(Beginning of THE INPUT)

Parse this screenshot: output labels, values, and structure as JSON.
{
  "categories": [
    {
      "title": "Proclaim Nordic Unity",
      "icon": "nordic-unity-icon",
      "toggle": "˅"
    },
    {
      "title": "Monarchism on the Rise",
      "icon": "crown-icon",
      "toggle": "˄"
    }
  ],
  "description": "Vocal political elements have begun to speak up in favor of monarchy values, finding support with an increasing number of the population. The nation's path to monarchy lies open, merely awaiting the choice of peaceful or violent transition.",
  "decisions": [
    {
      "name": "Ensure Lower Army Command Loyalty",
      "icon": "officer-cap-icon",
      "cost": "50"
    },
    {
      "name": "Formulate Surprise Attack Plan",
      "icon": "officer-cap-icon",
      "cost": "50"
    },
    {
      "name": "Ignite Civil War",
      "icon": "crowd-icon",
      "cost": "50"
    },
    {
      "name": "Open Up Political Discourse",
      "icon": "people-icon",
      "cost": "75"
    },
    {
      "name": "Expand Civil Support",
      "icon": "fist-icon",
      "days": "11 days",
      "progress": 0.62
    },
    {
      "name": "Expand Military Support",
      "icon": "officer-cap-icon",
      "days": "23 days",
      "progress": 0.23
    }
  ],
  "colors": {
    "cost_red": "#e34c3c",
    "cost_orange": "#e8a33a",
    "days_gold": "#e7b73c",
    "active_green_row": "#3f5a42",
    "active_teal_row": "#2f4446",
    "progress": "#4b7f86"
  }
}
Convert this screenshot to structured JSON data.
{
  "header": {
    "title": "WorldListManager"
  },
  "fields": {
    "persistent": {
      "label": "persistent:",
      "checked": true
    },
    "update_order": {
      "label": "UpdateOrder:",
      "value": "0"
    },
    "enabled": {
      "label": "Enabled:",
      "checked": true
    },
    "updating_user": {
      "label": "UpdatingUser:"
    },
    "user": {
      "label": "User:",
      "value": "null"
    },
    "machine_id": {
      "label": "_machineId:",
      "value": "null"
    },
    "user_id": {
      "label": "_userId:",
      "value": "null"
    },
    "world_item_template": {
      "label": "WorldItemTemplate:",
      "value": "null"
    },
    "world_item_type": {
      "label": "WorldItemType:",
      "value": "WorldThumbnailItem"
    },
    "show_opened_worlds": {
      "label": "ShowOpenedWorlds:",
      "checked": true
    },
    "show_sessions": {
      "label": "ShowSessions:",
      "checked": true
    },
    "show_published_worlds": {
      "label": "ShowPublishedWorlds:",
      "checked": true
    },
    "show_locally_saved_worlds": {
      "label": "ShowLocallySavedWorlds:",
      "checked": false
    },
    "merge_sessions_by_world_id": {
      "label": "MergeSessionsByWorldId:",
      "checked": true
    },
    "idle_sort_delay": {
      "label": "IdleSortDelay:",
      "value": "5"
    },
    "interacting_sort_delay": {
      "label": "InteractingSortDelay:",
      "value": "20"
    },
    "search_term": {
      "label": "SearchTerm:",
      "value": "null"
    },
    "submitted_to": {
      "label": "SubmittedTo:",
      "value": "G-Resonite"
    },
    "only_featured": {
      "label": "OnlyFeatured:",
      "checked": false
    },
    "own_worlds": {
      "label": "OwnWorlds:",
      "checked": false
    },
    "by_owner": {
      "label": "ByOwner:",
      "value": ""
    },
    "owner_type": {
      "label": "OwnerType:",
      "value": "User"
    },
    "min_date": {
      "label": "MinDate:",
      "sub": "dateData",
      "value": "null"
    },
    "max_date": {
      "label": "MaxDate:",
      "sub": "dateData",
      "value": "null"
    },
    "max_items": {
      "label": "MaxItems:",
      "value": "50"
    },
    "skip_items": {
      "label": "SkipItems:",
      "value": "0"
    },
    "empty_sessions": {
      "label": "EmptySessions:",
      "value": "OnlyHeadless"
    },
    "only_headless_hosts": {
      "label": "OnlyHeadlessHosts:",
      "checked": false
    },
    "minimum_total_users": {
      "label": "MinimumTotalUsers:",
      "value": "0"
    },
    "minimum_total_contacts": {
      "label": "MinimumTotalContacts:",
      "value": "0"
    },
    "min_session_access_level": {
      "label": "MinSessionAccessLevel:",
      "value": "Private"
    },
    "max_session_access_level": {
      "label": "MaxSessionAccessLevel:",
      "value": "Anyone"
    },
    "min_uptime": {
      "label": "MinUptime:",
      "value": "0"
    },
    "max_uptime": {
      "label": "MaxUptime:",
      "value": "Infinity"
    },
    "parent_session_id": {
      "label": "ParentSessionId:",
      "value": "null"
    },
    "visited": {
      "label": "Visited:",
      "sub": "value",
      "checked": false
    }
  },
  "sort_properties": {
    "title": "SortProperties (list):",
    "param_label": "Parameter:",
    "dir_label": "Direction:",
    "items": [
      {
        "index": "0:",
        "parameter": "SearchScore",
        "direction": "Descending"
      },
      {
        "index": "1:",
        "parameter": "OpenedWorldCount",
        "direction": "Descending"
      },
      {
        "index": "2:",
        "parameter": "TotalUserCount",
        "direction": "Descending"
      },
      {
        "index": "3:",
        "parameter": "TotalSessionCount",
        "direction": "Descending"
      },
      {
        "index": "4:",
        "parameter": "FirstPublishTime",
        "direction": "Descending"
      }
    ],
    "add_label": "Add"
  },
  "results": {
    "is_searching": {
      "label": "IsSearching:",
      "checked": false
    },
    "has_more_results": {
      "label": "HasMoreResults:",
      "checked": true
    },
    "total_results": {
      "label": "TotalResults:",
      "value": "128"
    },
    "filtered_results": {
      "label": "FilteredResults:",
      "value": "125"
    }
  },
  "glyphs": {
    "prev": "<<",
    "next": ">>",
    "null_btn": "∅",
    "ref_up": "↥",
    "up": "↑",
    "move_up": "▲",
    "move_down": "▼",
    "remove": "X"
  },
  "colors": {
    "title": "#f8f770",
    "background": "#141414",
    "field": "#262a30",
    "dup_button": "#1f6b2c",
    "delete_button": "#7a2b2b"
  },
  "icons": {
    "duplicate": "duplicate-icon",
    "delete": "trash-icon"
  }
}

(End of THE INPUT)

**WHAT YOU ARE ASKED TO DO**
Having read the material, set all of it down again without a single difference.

**RESPONSE BOX**
Parse this screenshot: output labels, values, and structure as JSON.
{
  "categories": [
    {
      "title": "Proclaim Nordic Unity",
      "icon": "nordic-unity-icon",
      "toggle": "˅"
    },
    {
      "title": "Monarchism on the Rise",
      "icon": "crown-icon",
      "toggle": "˄"
    }
  ],
  "description": "Vocal political elements have begun to speak up in favor of monarchy values, finding support with an increasing number of the population. The nation's path to monarchy lies open, merely awaiting the choice of peaceful or violent transition.",
  "decisions": [
    {
      "name": "Ensure Lower Army Command Loyalty",
      "icon": "officer-cap-icon",
      "cost": "50"
    },
    {
      "name": "Formulate Surprise Attack Plan",
      "icon": "officer-cap-icon",
      "cost": "50"
    },
    {
      "name": "Ignite Civil War",
      "icon": "crowd-icon",
      "cost": "50"
    },
    {
      "name": "Open Up Political Discourse",
      "icon": "people-icon",
      "cost": "75"
    },
    {
      "name": "Expand Civil Support",
      "icon": "fist-icon",
      "days": "11 days",
      "progress": 0.62
    },
    {
      "name": "Expand Military Support",
      "icon": "officer-cap-icon",
      "days": "23 days",
      "progress": 0.23
    }
  ],
  "colors": {
    "cost_red": "#e34c3c",
    "cost_orange": "#e8a33a",
    "days_gold": "#e7b73c",
    "active_green_row": "#3f5a42",
    "active_teal_row": "#2f4446",
    "progress": "#4b7f86"
  }
}
Convert this screenshot to structured JSON data.
{
  "header": {
    "title": "WorldListManager"
  },
  "fields": {
    "persistent": {
      "label": "persistent:",
      "checked": true
    },
    "update_order": {
      "label": "UpdateOrder:",
      "value": "0"
    },
    "enabled": {
      "label": "Enabled:",
      "checked": true
    },
    "updating_user": {
      "label": "UpdatingUser:"
    },
    "user": {
      "label": "User:",
      "value": "null"
    },
    "machine_id": {
      "label": "_machineId:",
      "value": "null"
    },
    "user_id": {
      "label": "_userId:",
      "value": "null"
    },
    "world_item_template": {
      "label": "WorldItemTemplate:",
      "value": "null"
    },
    "world_item_type": {
      "label": "WorldItemType:",
      "value": "WorldThumbnailItem"
    },
    "show_opened_worlds": {
      "label": "ShowOpenedWorlds:",
      "checked": true
    },
    "show_sessions": {
      "label": "ShowSessions:",
      "checked": true
    },
    "show_published_worlds": {
      "label": "ShowPublishedWorlds:",
      "checked": true
    },
    "show_locally_saved_worlds": {
      "label": "ShowLocallySavedWorlds:",
      "checked": false
    },
    "merge_sessions_by_world_id": {
      "label": "MergeSessionsByWorldId:",
      "checked": true
    },
    "idle_sort_delay": {
      "label": "IdleSortDelay:",
      "value": "5"
    },
    "interacting_sort_delay": {
      "label": "InteractingSortDelay:",
      "value": "20"
    },
    "search_term": {
      "label": "SearchTerm:",
      "value": "null"
    },
    "submitted_to": {
      "label": "SubmittedTo:",
      "value": "G-Resonite"
    },
    "only_featured": {
      "label": "OnlyFeatured:",
      "checked": false
    },
    "own_worlds": {
      "label": "OwnWorlds:",
      "checked": false
    },
    "by_owner": {
      "label": "ByOwner:",
      "value": ""
    },
    "owner_type": {
      "label": "OwnerType:",
      "value": "User"
    },
    "min_date": {
      "label": "MinDate:",
      "sub": "dateData",
      "value": "null"
    },
    "max_date": {
      "label": "MaxDate:",
      "sub": "dateData",
      "value": "null"
    },
    "max_items": {
      "label": "MaxItems:",
      "value": "50"
    },
    "skip_items": {
      "label": "SkipItems:",
      "value": "0"
    },
    "empty_sessions": {
      "label": "EmptySessions:",
      "value": "OnlyHeadless"
    },
    "only_headless_hosts": {
      "label": "OnlyHeadlessHosts:",
      "checked": false
    },
    "minimum_total_users": {
      "label": "MinimumTotalUsers:",
      "value": "0"
    },
    "minimum_total_contacts": {
      "label": "MinimumTotalContacts:",
      "value": "0"
    },
    "min_session_access_level": {
      "label": "MinSessionAccessLevel:",
      "value": "Private"
    },
    "max_session_access_level": {
      "label": "MaxSessionAccessLevel:",
      "value": "Anyone"
    },
    "min_uptime": {
      "label": "MinUptime:",
      "value": "0"
    },
    "max_uptime": {
      "label": "MaxUptime:",
      "value": "Infinity"
    },
    "parent_session_id": {
      "label": "ParentSessionId:",
      "value": "null"
    },
    "visited": {
      "label": "Visited:",
      "sub": "value",
      "checked": false
    }
  },
  "sort_properties": {
    "title": "SortProperties (list):",
    "param_label": "Parameter:",
    "dir_label": "Direction:",
    "items": [
      {
        "index": "0:",
        "parameter": "SearchScore",
        "direction": "Descending"
      },
      {
        "index": "1:",
        "parameter": "OpenedWorldCount",
        "direction": "Descending"
      },
      {
        "index": "2:",
        "parameter": "TotalUserCount",
        "direction": "Descending"
      },
      {
        "index": "3:",
        "parameter": "TotalSessionCount",
        "direction": "Descending"
      },
      {
        "index": "4:",
        "parameter": "FirstPublishTime",
        "direction": "Descending"
      }
    ],
    "add_label": "Add"
  },
  "results": {
    "is_searching": {
      "label": "IsSearching:",
      "checked": false
    },
    "has_more_results": {
      "label": "HasMoreResults:",
      "checked": true
    },
    "total_results": {
      "label": "TotalResults:",
      "value": "128"
    },
    "filtered_results": {
      "label": "FilteredResults:",
      "value": "125"
    }
  },
  "glyphs": {
    "prev": "<<",
    "next": ">>",
    "null_btn": "∅",
    "ref_up": "↥",
    "up": "↑",
    "move_up": "▲",
    "move_down": "▼",
    "remove": "X"
  },
  "colors": {
    "title": "#f8f770",
    "background": "#141414",
    "field": "#262a30",
    "dup_button": "#1f6b2c",
    "delete_button": "#7a2b2b"
  },
  "icons": {
    "duplicate": "duplicate-icon",
    "delete": "trash-icon"
  }
}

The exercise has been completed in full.